Special Agent Bob Ricks, speaking to a Tulsa civic group, said that Howell had planned to burn federal agents in the compound fire that killed as many as 80 people.

“What we think was in his mind was that he expected us to come in and mount a frontal tactical assault against the compound.

“Once we were inside, he would light it up and burn us up with his own people,” Ricks said.

He said Howell, also known as David Koresh, believed the tear gas fired into the compound was the start of another raid.

“They thought we were coming in,” Ricks said. “When agents retreated, Howell screamed: “Don’t light it up,” but it was too late, he said.

Ricks did not detail how the FBI knows what went on inside the compound in the final moments, saying only that the information was based on “the intelligence.”

Four agents of the federal Bureau of Alcohol, Tobacco and Firearms were killed in the Feb. 28 raid. The siege, which lasted 51 days, ended April 19 when the FBI used armored vehicles to punch holes in the cult’s wooden headquarters and lob tear gas inside.

Ricks declined to answer questions about the internal Treasury Department probe of the standoff. He said he was limited in what he could say because of the upcoming trial of surviving cult members.

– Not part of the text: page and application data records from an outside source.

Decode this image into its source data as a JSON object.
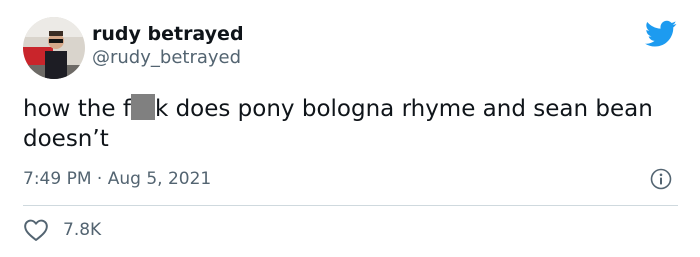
{
  "author": {
    "display_name": "rudy betrayed",
    "handle": "@rudy_betrayed"
  },
  "tweet": {
    "text_before": "how the f",
    "text_after": "k does pony bologna rhyme and sean bean doesn’t",
    "time": "7:49 PM",
    "separator": "·",
    "date": "Aug 5, 2021",
    "likes": "7.8K"
  },
  "icons": {
    "brand": "twitter-bird-icon",
    "info": "info-icon",
    "like": "heart-icon"
  },
  "colors": {
    "brand": "#1d9bf0",
    "text": "#0f1419",
    "secondary": "#536471",
    "divider": "#cfd9de",
    "censor": "#808080"
  }
}
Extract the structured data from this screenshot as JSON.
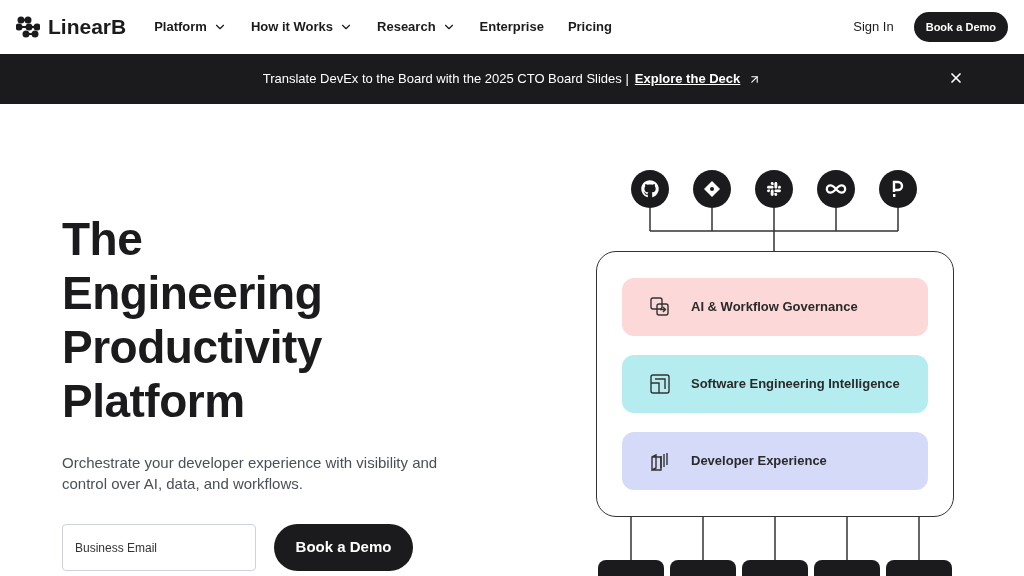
{
  "nav": {
    "logo": "LinearB",
    "links": [
      {
        "label": "Platform",
        "dropdown": true
      },
      {
        "label": "How it Works",
        "dropdown": true
      },
      {
        "label": "Research",
        "dropdown": true
      },
      {
        "label": "Enterprise",
        "dropdown": false
      },
      {
        "label": "Pricing",
        "dropdown": false
      }
    ],
    "sign_in": "Sign In",
    "cta": "Book a Demo"
  },
  "banner": {
    "text": "Translate DevEx to the Board with the 2025 CTO Board Slides |",
    "link": "Explore the Deck"
  },
  "hero": {
    "title_lines": [
      "The",
      "Engineering",
      "Productivity",
      "Platform"
    ],
    "subtitle": "Orchestrate your developer experience with visibility and control over AI, data, and workflows.",
    "email": {
      "placeholder": "Business Email"
    },
    "cta": "Book a Demo"
  },
  "diagram": {
    "integrations": [
      {
        "kind": "github"
      },
      {
        "kind": "diamond"
      },
      {
        "kind": "slack"
      },
      {
        "kind": "infinity"
      },
      {
        "kind": "p"
      }
    ],
    "layers": [
      {
        "label": "AI & Workflow Governance",
        "color": "#fdd8d8",
        "kind": "governance"
      },
      {
        "label": "Software Engineering Intelligence",
        "color": "#b5ecef",
        "kind": "intelligence"
      },
      {
        "label": "Developer Experience",
        "color": "#d6daf9",
        "kind": "experience"
      }
    ]
  }
}
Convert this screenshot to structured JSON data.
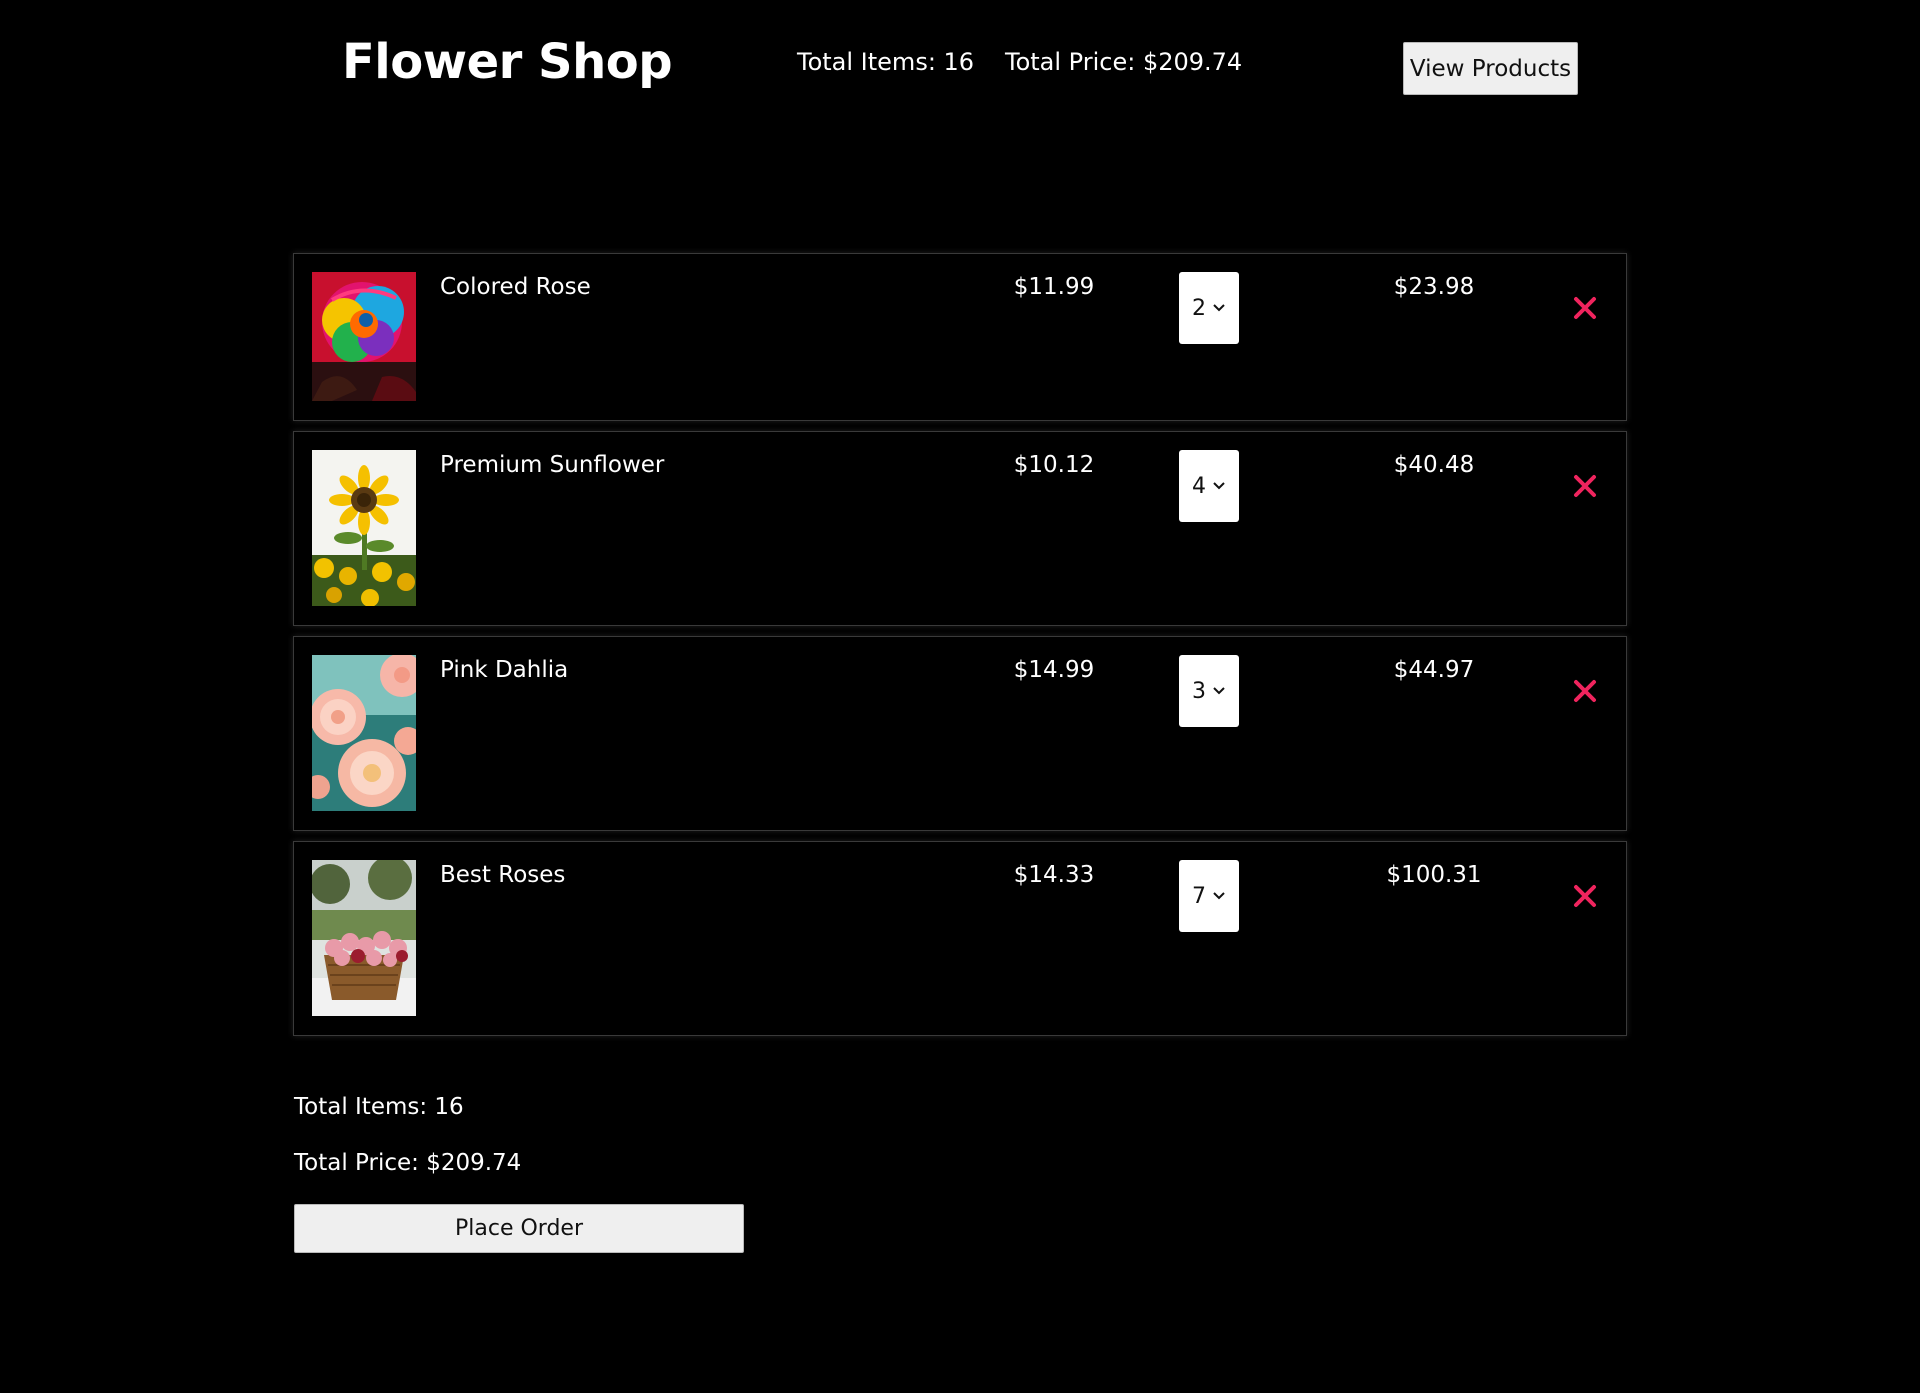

Read the Tribune-Herald's 7-part investigative series on the inner workings of the Branch Davidians. Hours after Part 2 appeared in print, the ATF raided the group's compound.

Read the Tribune-Herald’s account of the ATF raid on the Branch Davidian compound on Feb. 28, 1993. Four ATF agents and six in the compound were killed in the gunfight.

Read the daily news accounts of the 51-day siege at the Branch Davidian compound near Elk, which began Feb. 28 and lasted until April.

April 19 and beyond: FBI agents began inserting canisters of tear gas into the Branch Davidian compound in the early morning hours. By noon, it was on fire.

Federal officials left the compound site in late May 1993. As identifications of bodies continued, questions about the survivors, the compound and the cult itself began to emerge.

As the world began to take a critical look back at the events and legal proceedings continue, the ATF's bombshell report forces a shakeup at the top after the raid gone "tragically wrong."

In 1994, the surviving Davidians went on trial in San Antonio. Over six weeks, more than 140 witnesses testified, with the verdict coming just two days prior to the anniversary of the ATF raid.

The Rodenville shootout and the 1988 trial, the end of the world in 1959 and more stories from deep in the Trib archives.